(Stored entries)
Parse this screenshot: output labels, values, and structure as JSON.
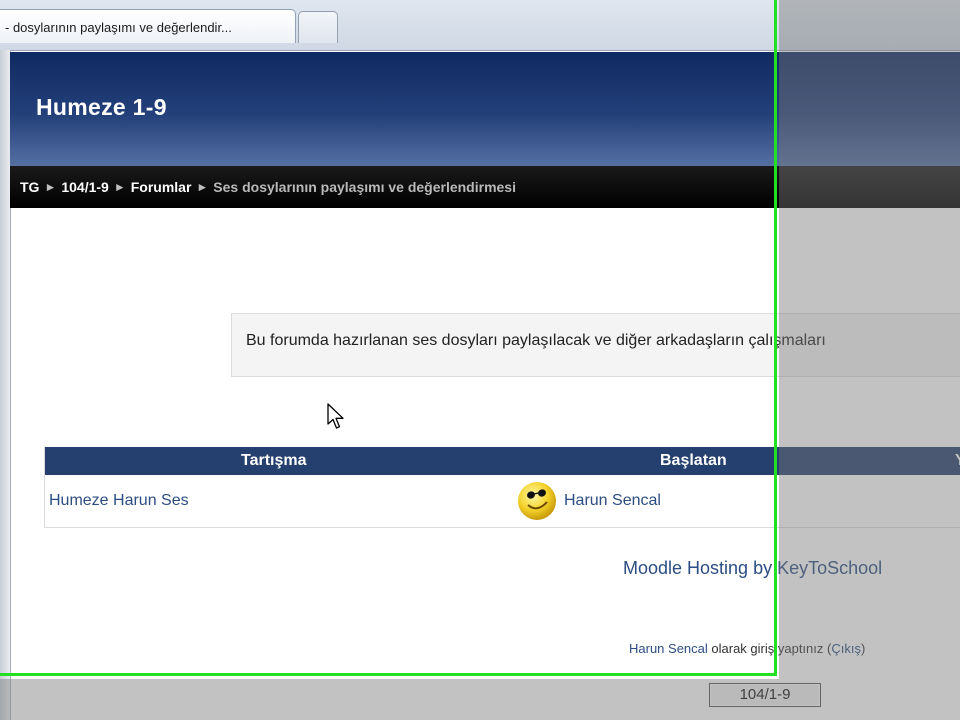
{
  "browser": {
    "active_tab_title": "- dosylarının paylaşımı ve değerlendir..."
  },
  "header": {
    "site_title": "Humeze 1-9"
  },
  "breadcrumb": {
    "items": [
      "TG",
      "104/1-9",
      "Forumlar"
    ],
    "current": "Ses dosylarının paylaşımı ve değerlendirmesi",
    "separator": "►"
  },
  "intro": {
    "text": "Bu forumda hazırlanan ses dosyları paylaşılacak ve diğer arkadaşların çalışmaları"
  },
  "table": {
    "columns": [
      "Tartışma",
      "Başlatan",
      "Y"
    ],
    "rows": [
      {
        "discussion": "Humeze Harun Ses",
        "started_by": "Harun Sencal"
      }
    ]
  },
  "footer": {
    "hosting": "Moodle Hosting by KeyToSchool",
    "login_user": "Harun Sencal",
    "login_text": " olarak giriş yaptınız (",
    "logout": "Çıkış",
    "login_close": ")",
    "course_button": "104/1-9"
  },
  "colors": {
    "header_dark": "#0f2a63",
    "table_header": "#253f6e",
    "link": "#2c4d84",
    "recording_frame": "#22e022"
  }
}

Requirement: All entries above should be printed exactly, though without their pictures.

Expected output:
Parse this screenshot: output labels, values, and structure as JSON.
{
  "browser": {
    "active_tab_title": "- dosylarının paylaşımı ve değerlendir..."
  },
  "header": {
    "site_title": "Humeze 1-9"
  },
  "breadcrumb": {
    "items": [
      "TG",
      "104/1-9",
      "Forumlar"
    ],
    "current": "Ses dosylarının paylaşımı ve değerlendirmesi",
    "separator": "►"
  },
  "intro": {
    "text": "Bu forumda hazırlanan ses dosyları paylaşılacak ve diğer arkadaşların çalışmaları"
  },
  "table": {
    "columns": [
      "Tartışma",
      "Başlatan",
      "Y"
    ],
    "rows": [
      {
        "discussion": "Humeze Harun Ses",
        "started_by": "Harun Sencal"
      }
    ]
  },
  "footer": {
    "hosting": "Moodle Hosting by KeyToSchool",
    "login_user": "Harun Sencal",
    "login_text": " olarak giriş yaptınız (",
    "logout": "Çıkış",
    "login_close": ")",
    "course_button": "104/1-9"
  },
  "colors": {
    "header_dark": "#0f2a63",
    "table_header": "#253f6e",
    "link": "#2c4d84",
    "recording_frame": "#22e022"
  }
}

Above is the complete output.